● **Instructions for the task**: Show each line of the records in which the word "Horner" occurs.

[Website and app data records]
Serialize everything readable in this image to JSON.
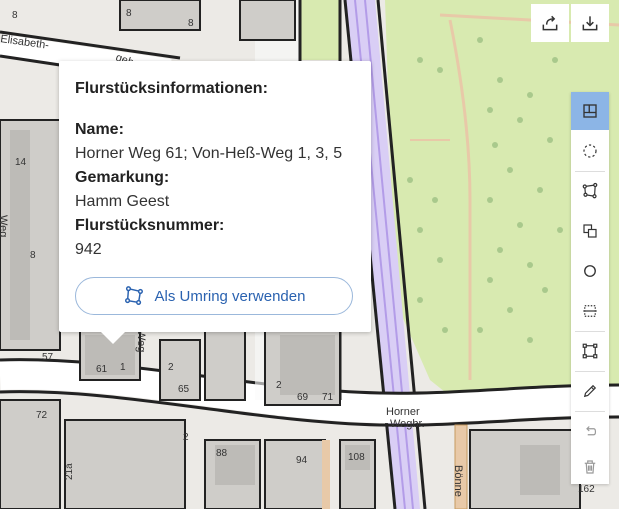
{
  "map": {
    "street_labels": [
      "Elisabeth-",
      "gehe",
      "Weg",
      "Weg",
      "Horner",
      "Wegbr.",
      "Bönne"
    ],
    "house_numbers": [
      "8",
      "8",
      "8",
      "14",
      "8",
      "57",
      "61",
      "1",
      "2",
      "65",
      "2",
      "69",
      "71",
      "72",
      "88",
      "94",
      "108",
      "2",
      "21a",
      "162"
    ]
  },
  "popup": {
    "title": "Flurstücksinformationen:",
    "name_label": "Name:",
    "name_value": "Horner Weg 61; Von-Heß-Weg 1, 3, 5",
    "gemarkung_label": "Gemarkung:",
    "gemarkung_value": "Hamm Geest",
    "nummer_label": "Flurstücksnummer:",
    "nummer_value": "942",
    "button_label": "Als Umring verwenden",
    "button_icon": "polygon-icon"
  },
  "top_buttons": [
    {
      "icon": "share-icon"
    },
    {
      "icon": "download-icon"
    }
  ],
  "toolbar": [
    {
      "icon": "parcel-select-icon",
      "active": true
    },
    {
      "icon": "dashed-circle-icon",
      "active": false
    },
    {
      "icon": "polygon-draw-icon",
      "active": false
    },
    {
      "icon": "copy-icon",
      "active": false
    },
    {
      "icon": "circle-icon",
      "active": false
    },
    {
      "icon": "rectangle-line-icon",
      "active": false
    },
    {
      "icon": "square-draw-icon",
      "active": false
    },
    {
      "icon": "pencil-icon",
      "active": false
    },
    {
      "icon": "undo-icon",
      "active": false
    },
    {
      "icon": "trash-icon",
      "active": false
    }
  ],
  "colors": {
    "accent": "#2a62b0",
    "active_tool": "#8cb5e6",
    "green_area": "#d8eab0",
    "rail": "#c8b7ee"
  }
}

● **Answer for this exercise**:
      "Horner",
    "name_value": "Horner Weg 61; Von-Heß-Weg 1, 3, 5",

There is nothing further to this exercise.